AVIFAUNA: One globally threatened species, which is also a Restricted Range species, Nicobar Sparrowhawk Accipiter butleri and one Near Threatened species, Nicobar Serpent-Eagle Spilornis minimus, have been reported from this IBA site. Other Restricted Range species include Andaman Wood Pigeon Columba palumboides, Andaman Cuckoo-dove Macropygia rufipennis, Andaman Hawkowl Ninox affinis and White-headed starling Sturnus erythropygius. The Nicobar Green Imperial Pigeon Ducula aenea nicobarica which was historically very common and on some islands (“simply swarming” Butler 1899-1900), has suffered a severe decline in numbers due to hunting by airguns on Car Nicobar (Sankaran 1998). However, on Tillanchong, they were abundant. Recently, Rasmussen and Anderton (in press) have recognized Ducula nicobarica as a full-fledged species. As the species is confined to the Nicobar group of islands (Ali and Ripley 1987 called it “race peculiar to the Nicobar group of islands south of the Ten Degree Channel”), it has to be added to the list of Restricted Range species of Andaman Islands prepared by Stattersfield et al. (1998). Another notable species here is the Brown Hawk Owl Ninox scutulata of which we have four subspecies in mainland India, and Ninox affinis of which we have two subspecies: N. a. affinis (Andaman Brown Hawk-Owl) and N. a. isolata (Nicobar Brown Hawk-Owl) (Ali and Ripley 1987). Grimmett et al. (1998) recognize two subspecies of Ninox scutulata: N. s. lugubris of mainland India, and N. s. obscura of Andaman and Nicobar islands. Rasmussen and Anderton (in press) have upgraded Ninox obscura to species level (Ali and Ripley 1987 have called it Hume’s Brown Hawk-Owl Ninox scutulata obscura). If this new classification is accepted, one more species has to be added to the Restricted Range list of the Andaman Islands EBA prepared by Stattersfield et al. (1998). BirdLife International (2001) has listed Nicobar Pigeon Caloenas nicobarica as Near Threatened as “relentless trapping for food, the pet trade and perhaps still their (certainly once-prized) gizzard stones seriously suppresses populations, as does clearance of small islands for plantations, and, almost certainly, the colonization of such islands by rats, cats and other alien predators”. However, Sankaran (1998) found that this species still nests in very large numbers on Batti Malv. The Andaman Red-whiskered Bulbul Pycnonotus jocosus whistleri, endemic to the Andaman Islands, was introduced by the British in the late 1800s to Camorta Islands, but now it is also found on Car Nicobar (Sankaran 1998), apparently introduced by the Nicobarese from Camorta. The Car Nicobar group is quite interesting as far as the distribution of bird subspecies is concerned. As many of these subspecies could become full species in future, some of them would have an extremely limited distribution.

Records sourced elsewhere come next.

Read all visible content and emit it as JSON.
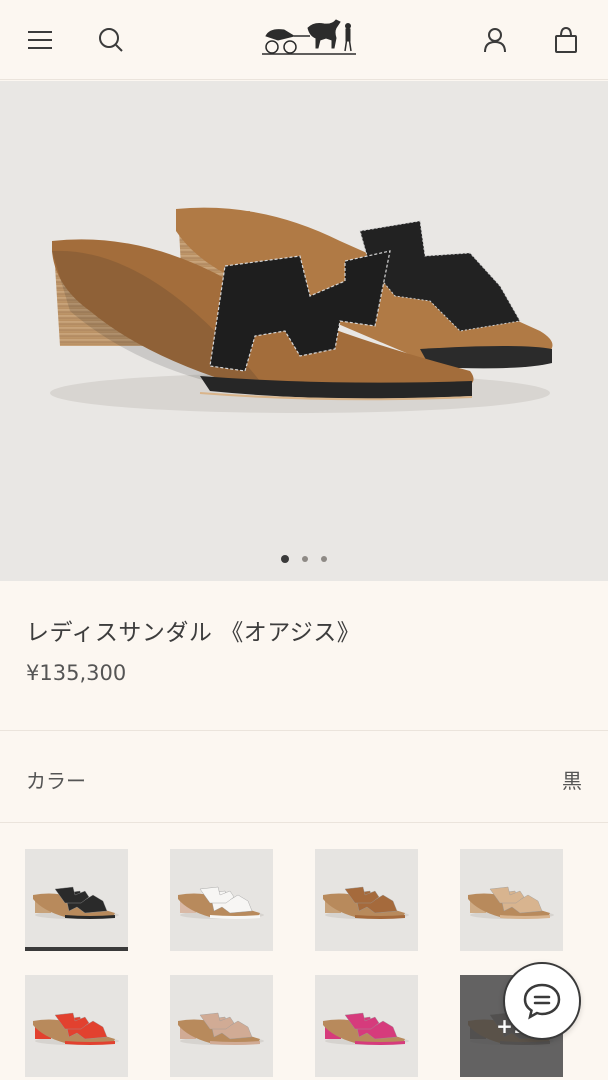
{
  "header": {
    "menu_icon": "hamburger-menu-icon",
    "search_icon": "search-icon",
    "logo": "horse-carriage-logo",
    "account_icon": "account-icon",
    "bag_icon": "shopping-bag-icon"
  },
  "gallery": {
    "image": "black-leather-heeled-sandal",
    "slides": 3,
    "active_slide": 1
  },
  "product": {
    "title": "レディスサンダル 《オアジス》",
    "price": "¥135,300"
  },
  "color": {
    "label": "カラー",
    "value": "黒"
  },
  "swatches": [
    {
      "name": "black",
      "strap": "#2a2a2a",
      "heel": "#c7a27a",
      "selected": true
    },
    {
      "name": "white",
      "strap": "#f7f6f4",
      "heel": "#d9b9a6",
      "selected": false
    },
    {
      "name": "tan",
      "strap": "#a56a3c",
      "heel": "#c7a27a",
      "selected": false
    },
    {
      "name": "beige",
      "strap": "#d8b48f",
      "heel": "#cfac86",
      "selected": false
    },
    {
      "name": "red",
      "strap": "#e2412f",
      "heel": "#e2412f",
      "selected": false
    },
    {
      "name": "rose-beige",
      "strap": "#d1ab95",
      "heel": "#d1ab95",
      "selected": false
    },
    {
      "name": "pink",
      "strap": "#d63b7c",
      "heel": "#d63b7c",
      "selected": false
    },
    {
      "name": "more",
      "strap": "#8a7f78",
      "heel": "#8a7f78",
      "selected": false
    }
  ],
  "more_label": "+1",
  "chat_icon": "chat-bubble-icon",
  "colors": {
    "background": "#fcf7f1",
    "gallery_bg": "#e9e7e4",
    "text": "#3d3d3d"
  }
}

OTHER KEY FAUNA: There are very few mammals on Car Nicobar: Wild Pig Sus scrofa was introduced long ago. The Nicobar Flying Fox Pteropus faunulus, is totally endemic to the Nicobar Islands, and Car Nicobar is one of its type localities (Bates and Harrison 1997). Another species of special concern to India is Blyth’s Flying Fox Pteropus melanotus melanotus which is a relatively abundant species (Bates and Harrison 1997), but the status of the subspecies needs reassessment.

The Green Sea Turtle Chelonia mydas, Dolphin Delphinus delphis and Dugong Dugong dugon are found in the surrounding seas. The aquatic life is too rich to be described in this short account.

Cantor’s Pit Viper Cryptelytrops (Trimeresurus) cantori, an endemic snake restricted to about 100 sq. km, is reported only from Car Nicobar and Camorta Islands. Similarly, the Nicobarese Bronze-backed Tree snake Dendrelaphis humayuni population is restricted to this IBA (Anon. 2001). The endangered Nicobarese Worm Lizard Dibamus nicobaricum is also reported from this site, but nothing is known about its ecology, behaviour and status.

Acknowledgements
Key contributors: Ravi Sankaran and K. Sivakumar.


Recommended citation
BirdLife International (2022) Important Bird Areas factsheet: Car Nicobar. Downloaded from http://www.birdlife.org on 06/07/2022.